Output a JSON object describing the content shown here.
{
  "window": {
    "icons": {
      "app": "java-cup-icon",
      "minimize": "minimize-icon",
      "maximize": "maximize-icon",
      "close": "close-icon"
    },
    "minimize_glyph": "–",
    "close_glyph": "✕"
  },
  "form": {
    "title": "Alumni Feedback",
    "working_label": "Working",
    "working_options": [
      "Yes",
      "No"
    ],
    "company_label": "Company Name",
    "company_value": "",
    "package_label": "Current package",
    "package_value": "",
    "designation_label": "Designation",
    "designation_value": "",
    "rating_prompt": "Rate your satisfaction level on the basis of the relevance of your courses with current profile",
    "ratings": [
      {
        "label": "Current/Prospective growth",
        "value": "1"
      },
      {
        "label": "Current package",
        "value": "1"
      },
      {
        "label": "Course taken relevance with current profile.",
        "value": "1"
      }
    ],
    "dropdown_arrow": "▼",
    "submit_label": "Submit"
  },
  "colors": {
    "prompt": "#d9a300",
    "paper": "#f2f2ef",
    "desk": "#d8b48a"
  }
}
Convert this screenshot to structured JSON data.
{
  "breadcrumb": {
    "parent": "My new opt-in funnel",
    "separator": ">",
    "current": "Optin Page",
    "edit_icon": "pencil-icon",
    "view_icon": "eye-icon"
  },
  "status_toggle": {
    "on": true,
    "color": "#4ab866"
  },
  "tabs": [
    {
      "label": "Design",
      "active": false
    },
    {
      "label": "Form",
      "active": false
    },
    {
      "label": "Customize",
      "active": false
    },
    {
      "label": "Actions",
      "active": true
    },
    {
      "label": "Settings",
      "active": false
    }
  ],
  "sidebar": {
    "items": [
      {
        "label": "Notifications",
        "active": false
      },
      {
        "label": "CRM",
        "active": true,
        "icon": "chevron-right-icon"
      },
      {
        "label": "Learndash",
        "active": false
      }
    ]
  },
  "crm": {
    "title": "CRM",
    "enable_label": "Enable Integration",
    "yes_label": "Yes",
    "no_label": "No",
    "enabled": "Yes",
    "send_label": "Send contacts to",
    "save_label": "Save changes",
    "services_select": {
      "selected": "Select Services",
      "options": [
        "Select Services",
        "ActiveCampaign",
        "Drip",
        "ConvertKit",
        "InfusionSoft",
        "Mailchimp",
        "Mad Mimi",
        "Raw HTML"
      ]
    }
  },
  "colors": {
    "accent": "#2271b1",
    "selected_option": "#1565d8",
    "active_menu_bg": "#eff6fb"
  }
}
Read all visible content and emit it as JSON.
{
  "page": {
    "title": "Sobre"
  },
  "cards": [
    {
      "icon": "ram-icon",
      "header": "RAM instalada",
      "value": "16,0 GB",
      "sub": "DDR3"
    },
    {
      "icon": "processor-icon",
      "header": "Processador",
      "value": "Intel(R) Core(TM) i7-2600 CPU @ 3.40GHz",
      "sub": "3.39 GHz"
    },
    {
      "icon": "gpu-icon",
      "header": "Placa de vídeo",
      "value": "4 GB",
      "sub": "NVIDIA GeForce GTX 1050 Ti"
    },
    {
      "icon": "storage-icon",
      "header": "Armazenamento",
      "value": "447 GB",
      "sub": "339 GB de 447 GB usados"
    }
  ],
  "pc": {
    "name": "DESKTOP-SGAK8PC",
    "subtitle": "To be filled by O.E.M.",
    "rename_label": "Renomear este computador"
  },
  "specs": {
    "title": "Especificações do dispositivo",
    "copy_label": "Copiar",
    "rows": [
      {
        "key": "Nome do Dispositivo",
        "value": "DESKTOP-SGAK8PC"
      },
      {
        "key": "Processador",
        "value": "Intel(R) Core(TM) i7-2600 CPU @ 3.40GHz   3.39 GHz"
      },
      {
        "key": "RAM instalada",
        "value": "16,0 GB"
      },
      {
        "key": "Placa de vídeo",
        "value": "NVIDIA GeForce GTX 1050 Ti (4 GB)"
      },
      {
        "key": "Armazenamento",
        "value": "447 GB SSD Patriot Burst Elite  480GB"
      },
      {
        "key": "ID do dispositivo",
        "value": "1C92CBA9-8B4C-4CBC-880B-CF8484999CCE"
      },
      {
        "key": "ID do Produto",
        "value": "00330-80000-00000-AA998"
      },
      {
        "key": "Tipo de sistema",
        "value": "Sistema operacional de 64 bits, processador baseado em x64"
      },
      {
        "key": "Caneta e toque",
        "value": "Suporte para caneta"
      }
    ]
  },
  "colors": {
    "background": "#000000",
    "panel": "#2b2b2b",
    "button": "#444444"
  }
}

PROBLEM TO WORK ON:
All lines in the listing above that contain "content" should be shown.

EXERCISE ANSWER:
Output a JSON object describing the content shown here.
Read all visible content and emit it as JSON.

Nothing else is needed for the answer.